The Portfolio website, created by Nottingham City Council, has signed up 118 councils, police, fire, education and health authorities across the UK to allow them to sell on their marketing campaigns to other councils, or browse through artwork to buy at a discount.
Independent design agencies can also join the site to sell on local authority marketing campaigns they have made, including designs that were created for tenders or pitches that were unsuccessful.
Dominic Miller, commercial marketing manager at Nottingham City Council, says the average marketing campaigns and photography sold on Portfolio typically cost councils 60% less than they would cost if created from scratch.
He says: “Local councils promote hundreds of the same services across the country, but at the moment they are all creating their campaigns individually. Local government spends around £15m a year as a whole, but Portfolio could save it millions.”
Government spending cuts have hit local authorities hard, with many councils having to reduce the size of their marketing teams and severely slash their advertising budgets.
Central government’s reduction on advertising spend also resulted in the closure of the Central Office of Information, with the bulk of its marketing services work now to be handled centrally under the stewardship of the Cabinet Office.
Miller says the makers of Portfolio tried to engage central government with the website pre-launch, but they “did not get much of a reaction”. It is hoped now the site has launched, central government will get involved at a later stage and conversations are still ongoing.

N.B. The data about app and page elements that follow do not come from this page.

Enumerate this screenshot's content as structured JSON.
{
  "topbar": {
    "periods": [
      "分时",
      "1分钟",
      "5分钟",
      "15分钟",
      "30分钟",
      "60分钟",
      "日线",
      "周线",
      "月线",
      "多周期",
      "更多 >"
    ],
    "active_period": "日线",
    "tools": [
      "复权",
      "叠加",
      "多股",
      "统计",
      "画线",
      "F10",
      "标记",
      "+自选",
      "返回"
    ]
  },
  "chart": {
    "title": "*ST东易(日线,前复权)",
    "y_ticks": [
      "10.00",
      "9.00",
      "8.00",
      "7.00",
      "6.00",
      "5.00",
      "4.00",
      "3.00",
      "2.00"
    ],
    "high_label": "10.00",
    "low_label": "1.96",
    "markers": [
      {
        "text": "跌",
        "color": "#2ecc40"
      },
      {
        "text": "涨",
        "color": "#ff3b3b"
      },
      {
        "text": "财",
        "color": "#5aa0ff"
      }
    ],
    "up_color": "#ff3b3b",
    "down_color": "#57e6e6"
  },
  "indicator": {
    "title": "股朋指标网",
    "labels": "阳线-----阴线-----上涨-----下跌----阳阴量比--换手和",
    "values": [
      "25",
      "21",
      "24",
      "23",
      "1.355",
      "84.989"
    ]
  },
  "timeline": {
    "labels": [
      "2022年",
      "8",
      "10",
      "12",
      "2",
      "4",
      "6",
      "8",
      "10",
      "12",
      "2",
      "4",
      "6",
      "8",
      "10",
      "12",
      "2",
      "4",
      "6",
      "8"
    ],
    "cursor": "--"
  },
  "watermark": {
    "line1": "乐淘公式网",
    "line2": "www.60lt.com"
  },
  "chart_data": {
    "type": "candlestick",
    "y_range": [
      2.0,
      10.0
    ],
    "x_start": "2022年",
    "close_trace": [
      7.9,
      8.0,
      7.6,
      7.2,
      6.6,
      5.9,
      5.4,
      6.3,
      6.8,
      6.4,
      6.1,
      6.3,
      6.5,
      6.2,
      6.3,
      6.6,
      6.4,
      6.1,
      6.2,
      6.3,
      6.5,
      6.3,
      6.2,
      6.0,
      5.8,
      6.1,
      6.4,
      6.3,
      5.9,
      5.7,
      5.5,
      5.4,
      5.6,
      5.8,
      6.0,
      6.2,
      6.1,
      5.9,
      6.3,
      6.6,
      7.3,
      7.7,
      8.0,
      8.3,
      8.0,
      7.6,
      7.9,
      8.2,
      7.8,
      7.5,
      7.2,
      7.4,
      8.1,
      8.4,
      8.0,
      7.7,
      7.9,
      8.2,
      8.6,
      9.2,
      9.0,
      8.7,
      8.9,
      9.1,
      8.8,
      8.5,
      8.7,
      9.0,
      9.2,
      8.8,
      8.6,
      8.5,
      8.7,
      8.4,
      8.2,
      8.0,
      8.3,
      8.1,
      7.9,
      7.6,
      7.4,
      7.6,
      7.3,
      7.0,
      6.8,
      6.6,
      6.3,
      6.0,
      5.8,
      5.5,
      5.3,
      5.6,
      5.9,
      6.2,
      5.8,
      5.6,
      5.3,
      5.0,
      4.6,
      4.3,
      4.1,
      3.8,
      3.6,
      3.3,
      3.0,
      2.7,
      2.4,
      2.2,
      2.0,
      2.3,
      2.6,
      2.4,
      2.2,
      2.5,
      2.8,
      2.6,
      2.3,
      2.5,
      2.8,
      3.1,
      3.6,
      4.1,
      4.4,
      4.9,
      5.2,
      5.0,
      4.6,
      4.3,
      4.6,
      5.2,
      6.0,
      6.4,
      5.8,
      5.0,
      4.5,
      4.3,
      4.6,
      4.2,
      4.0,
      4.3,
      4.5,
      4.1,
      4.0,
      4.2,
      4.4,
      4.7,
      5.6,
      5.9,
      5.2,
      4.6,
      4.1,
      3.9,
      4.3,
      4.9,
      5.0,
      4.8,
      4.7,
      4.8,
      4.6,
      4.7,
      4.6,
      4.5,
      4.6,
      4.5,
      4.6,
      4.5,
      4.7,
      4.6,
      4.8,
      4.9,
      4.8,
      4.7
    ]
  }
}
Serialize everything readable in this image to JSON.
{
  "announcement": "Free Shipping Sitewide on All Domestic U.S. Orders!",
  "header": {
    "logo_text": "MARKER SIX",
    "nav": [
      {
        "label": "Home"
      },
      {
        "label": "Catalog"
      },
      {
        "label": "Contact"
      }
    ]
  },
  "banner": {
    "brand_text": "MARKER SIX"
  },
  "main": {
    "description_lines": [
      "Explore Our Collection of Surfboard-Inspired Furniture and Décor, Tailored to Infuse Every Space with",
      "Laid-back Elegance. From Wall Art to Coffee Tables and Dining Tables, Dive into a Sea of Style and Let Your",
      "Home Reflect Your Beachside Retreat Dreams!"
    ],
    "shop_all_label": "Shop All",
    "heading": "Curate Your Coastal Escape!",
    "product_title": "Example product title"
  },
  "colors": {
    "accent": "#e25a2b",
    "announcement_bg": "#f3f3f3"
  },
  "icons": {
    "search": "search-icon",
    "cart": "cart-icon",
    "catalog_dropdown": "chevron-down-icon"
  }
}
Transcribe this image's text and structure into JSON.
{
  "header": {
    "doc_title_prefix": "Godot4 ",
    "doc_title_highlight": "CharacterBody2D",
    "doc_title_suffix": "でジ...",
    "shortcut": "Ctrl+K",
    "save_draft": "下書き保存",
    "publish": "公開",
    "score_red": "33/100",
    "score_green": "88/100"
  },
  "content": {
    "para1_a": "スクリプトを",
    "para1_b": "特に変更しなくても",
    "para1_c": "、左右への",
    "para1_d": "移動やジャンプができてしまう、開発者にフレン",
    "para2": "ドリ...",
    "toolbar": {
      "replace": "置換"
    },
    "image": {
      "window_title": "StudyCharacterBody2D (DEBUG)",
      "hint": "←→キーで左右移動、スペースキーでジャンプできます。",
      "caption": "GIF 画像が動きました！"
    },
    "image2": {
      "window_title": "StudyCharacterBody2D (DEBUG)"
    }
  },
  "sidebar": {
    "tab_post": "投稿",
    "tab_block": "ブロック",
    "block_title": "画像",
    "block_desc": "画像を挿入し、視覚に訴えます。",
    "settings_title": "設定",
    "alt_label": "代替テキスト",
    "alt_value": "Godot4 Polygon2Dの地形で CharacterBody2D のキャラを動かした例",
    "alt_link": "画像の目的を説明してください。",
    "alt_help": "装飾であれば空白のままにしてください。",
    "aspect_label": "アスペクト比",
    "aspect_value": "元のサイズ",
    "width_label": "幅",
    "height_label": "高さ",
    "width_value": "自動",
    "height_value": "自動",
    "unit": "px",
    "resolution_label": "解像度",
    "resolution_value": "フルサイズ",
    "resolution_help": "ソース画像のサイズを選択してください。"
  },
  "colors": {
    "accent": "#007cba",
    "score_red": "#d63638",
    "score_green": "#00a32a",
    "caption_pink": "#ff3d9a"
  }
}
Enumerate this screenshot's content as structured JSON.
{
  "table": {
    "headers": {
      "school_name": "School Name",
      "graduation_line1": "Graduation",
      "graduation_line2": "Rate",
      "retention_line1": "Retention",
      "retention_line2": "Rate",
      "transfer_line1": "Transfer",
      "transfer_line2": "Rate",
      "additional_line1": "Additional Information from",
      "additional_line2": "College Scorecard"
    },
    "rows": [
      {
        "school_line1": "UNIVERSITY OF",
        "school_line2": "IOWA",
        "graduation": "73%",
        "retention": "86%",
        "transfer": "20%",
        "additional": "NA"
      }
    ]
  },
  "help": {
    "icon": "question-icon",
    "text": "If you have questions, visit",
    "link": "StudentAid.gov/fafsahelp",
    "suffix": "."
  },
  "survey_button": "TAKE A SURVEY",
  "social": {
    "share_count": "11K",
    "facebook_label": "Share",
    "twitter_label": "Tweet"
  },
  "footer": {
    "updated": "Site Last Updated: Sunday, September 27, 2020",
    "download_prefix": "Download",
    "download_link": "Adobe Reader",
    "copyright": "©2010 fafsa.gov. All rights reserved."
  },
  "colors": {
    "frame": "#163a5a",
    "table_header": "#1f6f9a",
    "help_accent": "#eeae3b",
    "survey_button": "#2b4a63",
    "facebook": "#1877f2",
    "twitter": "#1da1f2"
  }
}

Recent collaborations between councils on the site include a campaign to discourage dog fouling uploaded by East Northamptonshire council, that cost £300 to design, which is now being sold on to several other local authorities to use for about £120.
Nottingham City Council receives a 15% commission from each transaction that takes place on Portfolio, to cover the cost of the storage of files on its servers and site maintenance.